  1. Talk to (almost) everyone

I spoke with close to 40 people at those organizations, ranging from close friends to cold contacts I had a mutual connection with on LinkedIn. We chatted about our career paths, what skills their company valued, and how they’d recommend I pursue roles there. I always checked if there was anyone else they recommended I speak with. Not all the discussions were immensely valuable, but it was difficult to predict which ones would be. Many seemingly dead-end conversations ended up resulting in an important lead. I started to uncover interesting opportunities that might be a great fit for me.

  1. Create a powerful story

I worked extensively (with ACS’ assistance) to shape my first resume since Darden.
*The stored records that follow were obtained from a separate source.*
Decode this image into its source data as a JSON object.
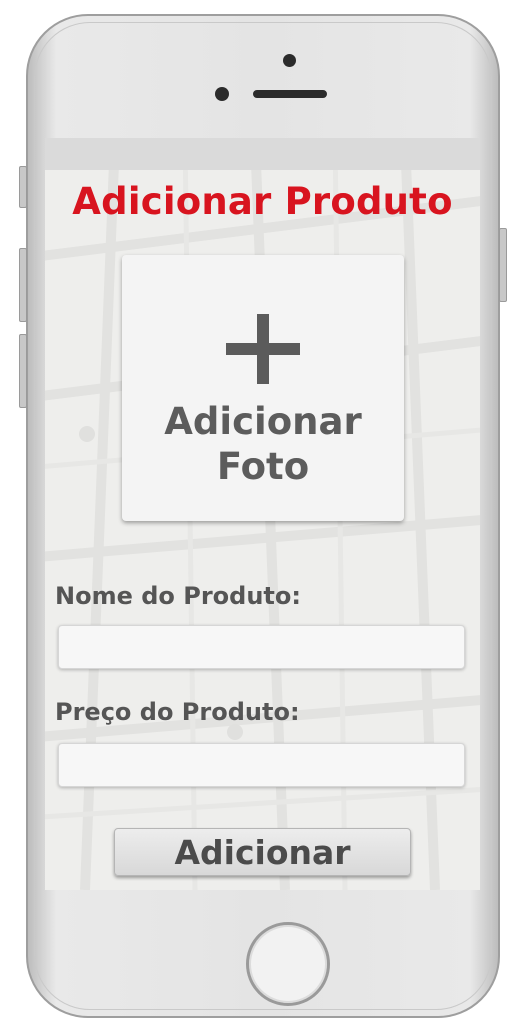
{
  "screen": {
    "title": "Adicionar Produto",
    "photo_button": {
      "icon": "plus-icon",
      "label": "Adicionar\nFoto"
    },
    "name_field": {
      "label": "Nome do Produto:",
      "value": ""
    },
    "price_field": {
      "label": "Preço do Produto:",
      "value": ""
    },
    "submit_label": "Adicionar"
  },
  "colors": {
    "title": "#d8141f",
    "label": "#555555",
    "screen_bg": "#eeeeec"
  }
}
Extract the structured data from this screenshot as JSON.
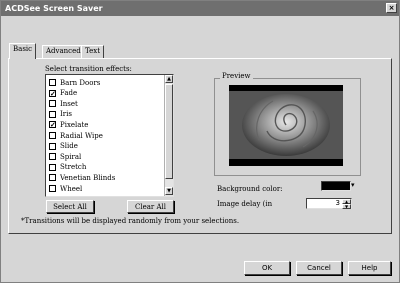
{
  "window": {
    "title": "ACDSee Screen Saver",
    "close_glyph": "×"
  },
  "tabs": [
    {
      "label": "Basic"
    },
    {
      "label": "Advanced"
    },
    {
      "label": "Text"
    }
  ],
  "basic": {
    "effects_label": "Select transition effects:",
    "effects": [
      {
        "label": "Barn Doors",
        "checked": false
      },
      {
        "label": "Fade",
        "checked": true
      },
      {
        "label": "Inset",
        "checked": false
      },
      {
        "label": "Iris",
        "checked": false
      },
      {
        "label": "Pixelate",
        "checked": true
      },
      {
        "label": "Radial Wipe",
        "checked": false
      },
      {
        "label": "Slide",
        "checked": false
      },
      {
        "label": "Spiral",
        "checked": false
      },
      {
        "label": "Stretch",
        "checked": false
      },
      {
        "label": "Venetian Blinds",
        "checked": false
      },
      {
        "label": "Wheel",
        "checked": false
      }
    ],
    "select_all_label": "Select All",
    "clear_all_label": "Clear All",
    "note": "*Transitions will be displayed randomly from your selections.",
    "preview_label": "Preview",
    "background_color_label": "Background color:",
    "background_color": "#000000",
    "image_delay_label": "Image delay (in",
    "image_delay_value": "3"
  },
  "footer": {
    "ok_label": "OK",
    "cancel_label": "Cancel",
    "help_label": "Help"
  }
}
Instead of a one-page summary of career accomplishments, the resume needed to tell a single cohesive narrative of my career path. It had to be simple but compelling — the skills I had built, how my experiences demonstrated them and how they could be valuable to a target company. This became the foundation of how I presented myself in every recruiting interaction, slightly adapted to each role and organization. I became so proficient at sharing my story that I almost forgot about one of my most significant weaknesses: interviews.

  1. Invest in interview preparation

Ever since I spilled coffee all over myself within five minutes of my first meeting with a prospective college dean, interviews have terrorized me. Now my hard work was (happily) landing me multiple interviews, and I needed to take advantage. There was no magic recipe — connect with the interviewer, link recent accomplishments to key job skills and solve the cases. The case prep was especially important for me. I had not done any cases since Darden and most jobs I was looking at had a case interview component. Of course, that’s a lot easier to do when you’re a full-time student and not working on high-intensity consulting projects for demanding clients. But trust me: It’s worth it to maximize your options.

  1. Remember your priorities

As I started to evaluate offers, I found I was talking myself into roles I wasn’t sure about. It wasn’t until I revisited the goals originally set with ACS a few months prior that I found needed perspective on my options. Once I did this, the decision became clear. I accepted the Capital One offer, took one final road trip up the California coast and arrived in Charlottesville.

It feels good to be home again.